*** Opening of SUPPLIED RECORDS ***

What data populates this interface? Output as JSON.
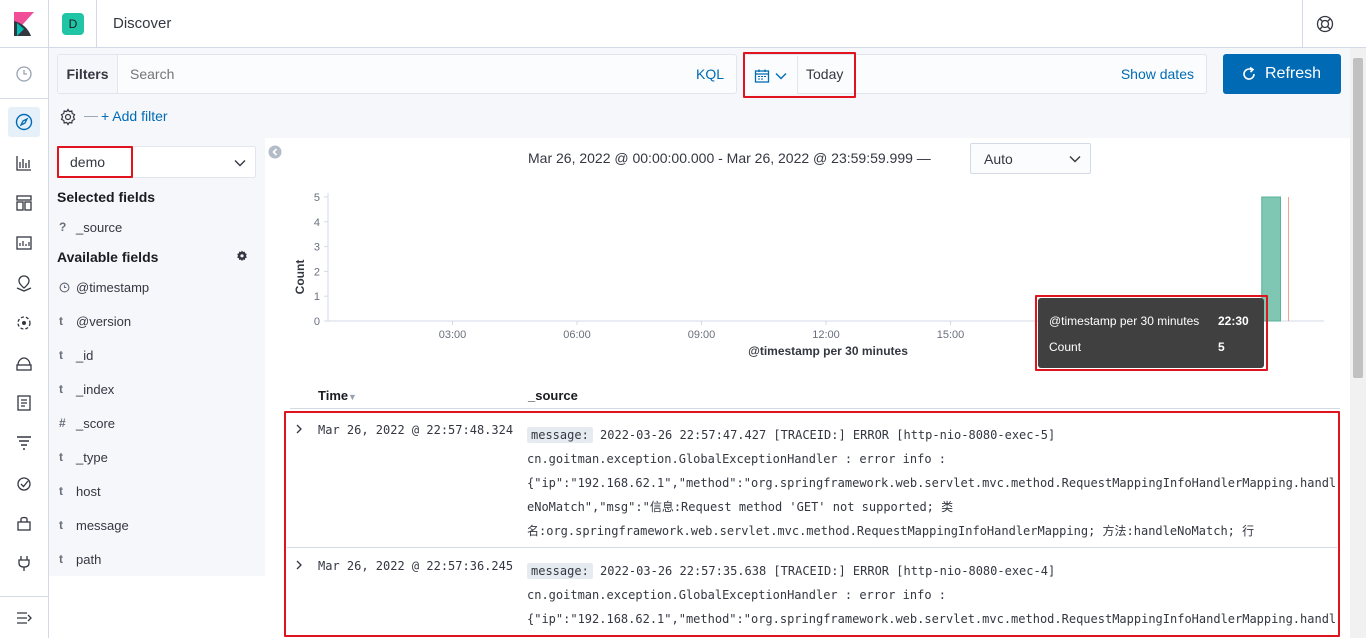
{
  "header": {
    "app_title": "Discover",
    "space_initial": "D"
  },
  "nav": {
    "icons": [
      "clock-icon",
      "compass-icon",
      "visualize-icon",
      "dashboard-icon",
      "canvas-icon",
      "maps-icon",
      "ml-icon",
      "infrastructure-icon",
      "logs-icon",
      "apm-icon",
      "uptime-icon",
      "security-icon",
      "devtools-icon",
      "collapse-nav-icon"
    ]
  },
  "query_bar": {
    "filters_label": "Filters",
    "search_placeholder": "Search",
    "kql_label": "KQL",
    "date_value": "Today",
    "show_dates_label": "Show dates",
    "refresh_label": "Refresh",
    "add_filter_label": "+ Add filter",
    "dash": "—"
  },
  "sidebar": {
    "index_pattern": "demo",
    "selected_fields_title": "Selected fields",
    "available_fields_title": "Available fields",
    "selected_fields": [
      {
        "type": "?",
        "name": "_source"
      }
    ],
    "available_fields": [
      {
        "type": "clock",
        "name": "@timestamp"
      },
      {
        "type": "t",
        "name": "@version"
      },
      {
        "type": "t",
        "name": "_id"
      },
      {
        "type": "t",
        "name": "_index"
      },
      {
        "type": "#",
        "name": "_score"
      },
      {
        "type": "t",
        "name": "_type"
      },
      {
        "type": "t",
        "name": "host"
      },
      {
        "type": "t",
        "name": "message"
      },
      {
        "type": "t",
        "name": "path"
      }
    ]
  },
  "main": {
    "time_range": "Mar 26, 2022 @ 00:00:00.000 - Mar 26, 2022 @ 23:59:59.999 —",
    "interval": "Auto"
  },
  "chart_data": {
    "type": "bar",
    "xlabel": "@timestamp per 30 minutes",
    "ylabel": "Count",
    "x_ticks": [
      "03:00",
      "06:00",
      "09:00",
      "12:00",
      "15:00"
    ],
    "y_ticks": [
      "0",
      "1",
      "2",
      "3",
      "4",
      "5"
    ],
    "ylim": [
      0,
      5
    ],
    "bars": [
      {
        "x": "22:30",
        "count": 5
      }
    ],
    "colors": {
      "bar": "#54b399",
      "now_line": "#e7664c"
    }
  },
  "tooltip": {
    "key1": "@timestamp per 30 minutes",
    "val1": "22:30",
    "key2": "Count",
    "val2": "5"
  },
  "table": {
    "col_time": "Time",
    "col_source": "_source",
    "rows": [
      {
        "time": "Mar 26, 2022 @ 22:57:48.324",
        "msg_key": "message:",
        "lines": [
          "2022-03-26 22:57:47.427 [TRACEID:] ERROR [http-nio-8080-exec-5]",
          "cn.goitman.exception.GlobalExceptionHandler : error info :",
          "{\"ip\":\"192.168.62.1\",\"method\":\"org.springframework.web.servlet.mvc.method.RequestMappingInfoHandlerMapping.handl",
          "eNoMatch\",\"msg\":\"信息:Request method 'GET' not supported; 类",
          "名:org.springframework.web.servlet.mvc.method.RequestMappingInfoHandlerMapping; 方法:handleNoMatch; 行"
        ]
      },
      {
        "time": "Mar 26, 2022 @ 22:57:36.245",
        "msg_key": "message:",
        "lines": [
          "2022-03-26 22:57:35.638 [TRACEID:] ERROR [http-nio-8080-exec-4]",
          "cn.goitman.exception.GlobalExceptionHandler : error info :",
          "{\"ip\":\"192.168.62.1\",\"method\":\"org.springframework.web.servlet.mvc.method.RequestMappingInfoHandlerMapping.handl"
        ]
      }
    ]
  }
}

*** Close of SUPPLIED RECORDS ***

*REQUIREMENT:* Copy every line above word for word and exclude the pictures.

*YOUR SOLUTION:*
What data populates this interface? Output as JSON.
{
  "header": {
    "app_title": "Discover",
    "space_initial": "D"
  },
  "nav": {
    "icons": [
      "clock-icon",
      "compass-icon",
      "visualize-icon",
      "dashboard-icon",
      "canvas-icon",
      "maps-icon",
      "ml-icon",
      "infrastructure-icon",
      "logs-icon",
      "apm-icon",
      "uptime-icon",
      "security-icon",
      "devtools-icon",
      "collapse-nav-icon"
    ]
  },
  "query_bar": {
    "filters_label": "Filters",
    "search_placeholder": "Search",
    "kql_label": "KQL",
    "date_value": "Today",
    "show_dates_label": "Show dates",
    "refresh_label": "Refresh",
    "add_filter_label": "+ Add filter",
    "dash": "—"
  },
  "sidebar": {
    "index_pattern": "demo",
    "selected_fields_title": "Selected fields",
    "available_fields_title": "Available fields",
    "selected_fields": [
      {
        "type": "?",
        "name": "_source"
      }
    ],
    "available_fields": [
      {
        "type": "clock",
        "name": "@timestamp"
      },
      {
        "type": "t",
        "name": "@version"
      },
      {
        "type": "t",
        "name": "_id"
      },
      {
        "type": "t",
        "name": "_index"
      },
      {
        "type": "#",
        "name": "_score"
      },
      {
        "type": "t",
        "name": "_type"
      },
      {
        "type": "t",
        "name": "host"
      },
      {
        "type": "t",
        "name": "message"
      },
      {
        "type": "t",
        "name": "path"
      }
    ]
  },
  "main": {
    "time_range": "Mar 26, 2022 @ 00:00:00.000 - Mar 26, 2022 @ 23:59:59.999 —",
    "interval": "Auto"
  },
  "chart_data": {
    "type": "bar",
    "xlabel": "@timestamp per 30 minutes",
    "ylabel": "Count",
    "x_ticks": [
      "03:00",
      "06:00",
      "09:00",
      "12:00",
      "15:00"
    ],
    "y_ticks": [
      "0",
      "1",
      "2",
      "3",
      "4",
      "5"
    ],
    "ylim": [
      0,
      5
    ],
    "bars": [
      {
        "x": "22:30",
        "count": 5
      }
    ],
    "colors": {
      "bar": "#54b399",
      "now_line": "#e7664c"
    }
  },
  "tooltip": {
    "key1": "@timestamp per 30 minutes",
    "val1": "22:30",
    "key2": "Count",
    "val2": "5"
  },
  "table": {
    "col_time": "Time",
    "col_source": "_source",
    "rows": [
      {
        "time": "Mar 26, 2022 @ 22:57:48.324",
        "msg_key": "message:",
        "lines": [
          "2022-03-26 22:57:47.427 [TRACEID:] ERROR [http-nio-8080-exec-5]",
          "cn.goitman.exception.GlobalExceptionHandler : error info :",
          "{\"ip\":\"192.168.62.1\",\"method\":\"org.springframework.web.servlet.mvc.method.RequestMappingInfoHandlerMapping.handl",
          "eNoMatch\",\"msg\":\"信息:Request method 'GET' not supported; 类",
          "名:org.springframework.web.servlet.mvc.method.RequestMappingInfoHandlerMapping; 方法:handleNoMatch; 行"
        ]
      },
      {
        "time": "Mar 26, 2022 @ 22:57:36.245",
        "msg_key": "message:",
        "lines": [
          "2022-03-26 22:57:35.638 [TRACEID:] ERROR [http-nio-8080-exec-4]",
          "cn.goitman.exception.GlobalExceptionHandler : error info :",
          "{\"ip\":\"192.168.62.1\",\"method\":\"org.springframework.web.servlet.mvc.method.RequestMappingInfoHandlerMapping.handl"
        ]
      }
    ]
  }
}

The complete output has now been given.